A conduction velocity of 440 km/h is possible in thick, myelinated fibers. However, this number is probably more representative of the upper range of conduction velocities, rather than a conservative average.

Background
First off, there are a heap of variables that affect neural conduction velocities (in myelinated fibers) in complex ways (Waxman, 1980), including but not limited to:

• axon diameter;
• myelin thickness;
• internode distance;
• temperature;
• axonal milieu;
• age of the subject.

Having said that, in humans myelinated, thin A-delta fibers the average conduction speed was established at 19 m/s (Gyberls et al, 1983), or 68 km/h. A range of pain-conducting fibers exist, with different diameters. As a result, they range in their conduction velocities from 0.5 m/s (2 km/h for thin C-type fibers) to 120 m/s (432 km/h for thick A-alpha type fibers).

Hence, the 440 km/h is certainly possible in thick myelinated fibers.
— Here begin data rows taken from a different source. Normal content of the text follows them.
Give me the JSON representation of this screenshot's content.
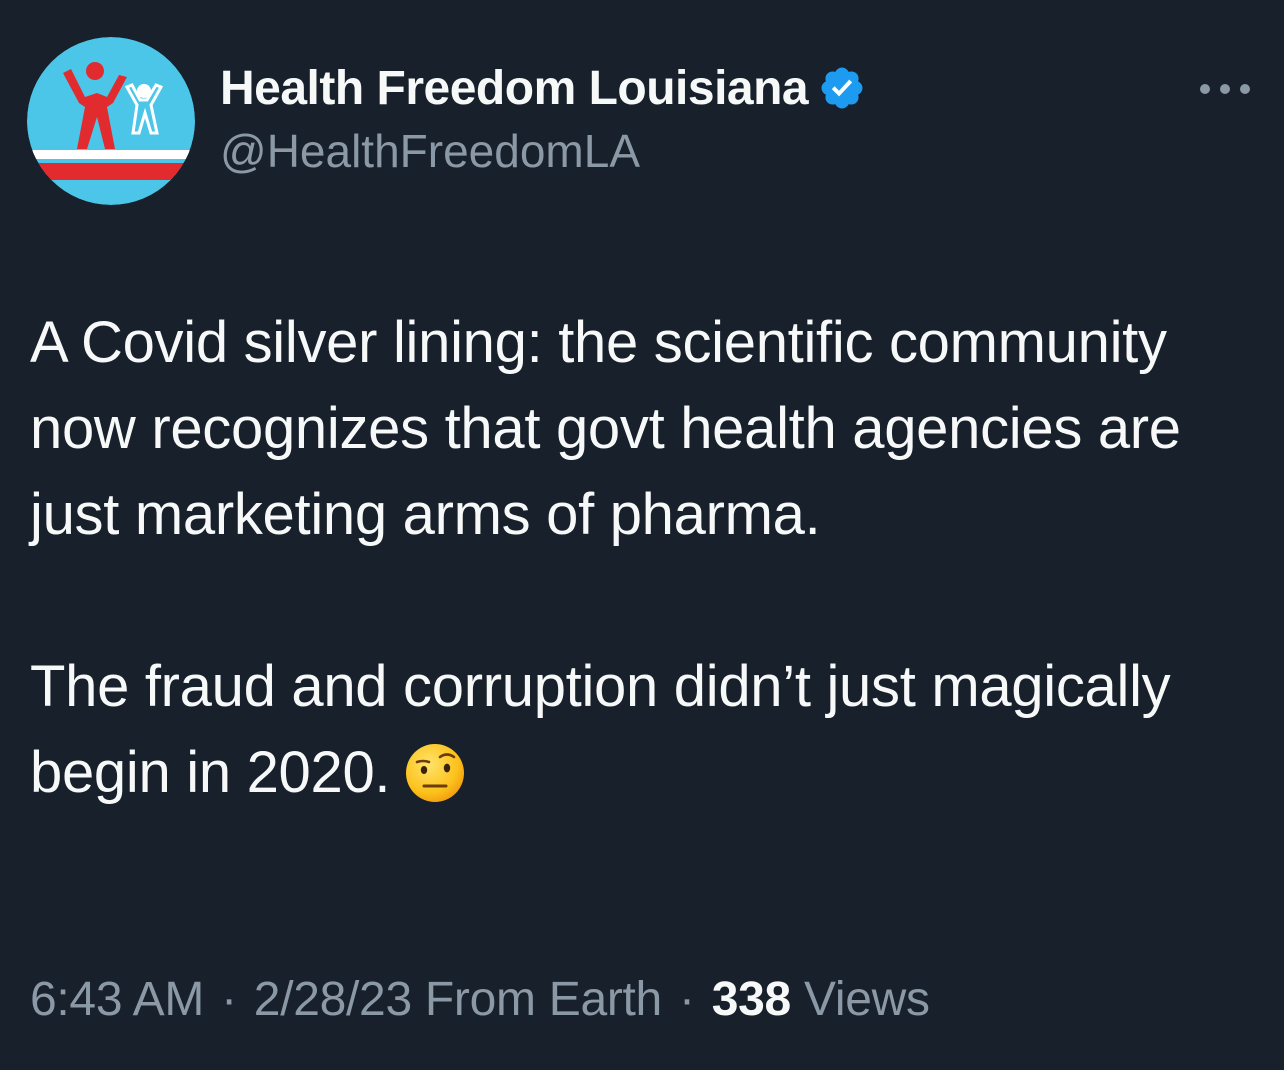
{
  "colors": {
    "background": "#17202b",
    "primary_text": "#f7f9f9",
    "secondary_text": "#8b98a5",
    "verified_blue": "#1d9bf0",
    "avatar_bg": "#4cc6e8",
    "avatar_red": "#e12b2f"
  },
  "author": {
    "display_name": "Health Freedom Louisiana",
    "handle": "@HealthFreedomLA",
    "avatar_icon": "health-freedom-logo",
    "verified_icon": "verified-badge-icon"
  },
  "more_icon": "more-options-icon",
  "tweet": {
    "paragraphs": [
      "A Covid silver lining: the scientific community now recognizes that govt health agencies are just marketing arms of pharma.",
      "The fraud and corruption didn’t just magically begin in 2020."
    ],
    "emoji": "face-with-raised-eyebrow"
  },
  "meta": {
    "time": "6:43 AM",
    "sep1": "·",
    "date": "2/28/23",
    "source": "From Earth",
    "sep2": "·",
    "views_count": "338",
    "views_label": "Views"
  }
}
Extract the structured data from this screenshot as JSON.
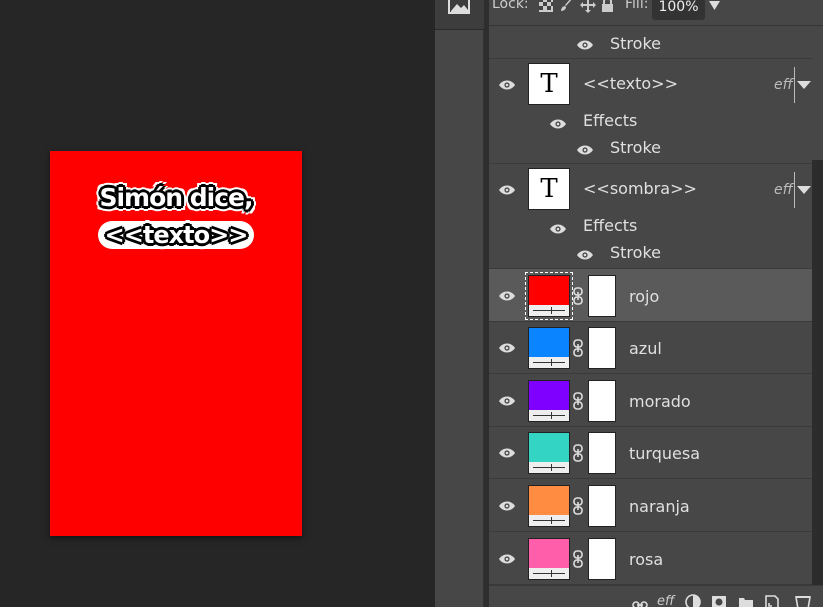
{
  "canvas": {
    "line1": "Simón dice,",
    "line2": "<<texto>>",
    "background": "#ff0000"
  },
  "toolbar": {
    "lock_label": "Lock:",
    "fill_label": "Fill:",
    "fill_value": "100%"
  },
  "layers": {
    "top_stroke": "Stroke",
    "texto": {
      "name": "<<texto>>",
      "effects": "Effects",
      "stroke": "Stroke",
      "eff": "eff"
    },
    "sombra": {
      "name": "<<sombra>>",
      "effects": "Effects",
      "stroke": "Stroke",
      "eff": "eff"
    },
    "color_layers": [
      {
        "name": "rojo",
        "color": "#ff0000"
      },
      {
        "name": "azul",
        "color": "#0a84ff"
      },
      {
        "name": "morado",
        "color": "#8000ff"
      },
      {
        "name": "turquesa",
        "color": "#33d4c4"
      },
      {
        "name": "naranja",
        "color": "#ff8c40"
      },
      {
        "name": "rosa",
        "color": "#ff5eaa"
      }
    ]
  },
  "bottom": {
    "eff_label": "eff"
  }
}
Note I just highlighted pain-conducting fibers here as an example, and other classes of neurons may feature even faster conduction in their axons.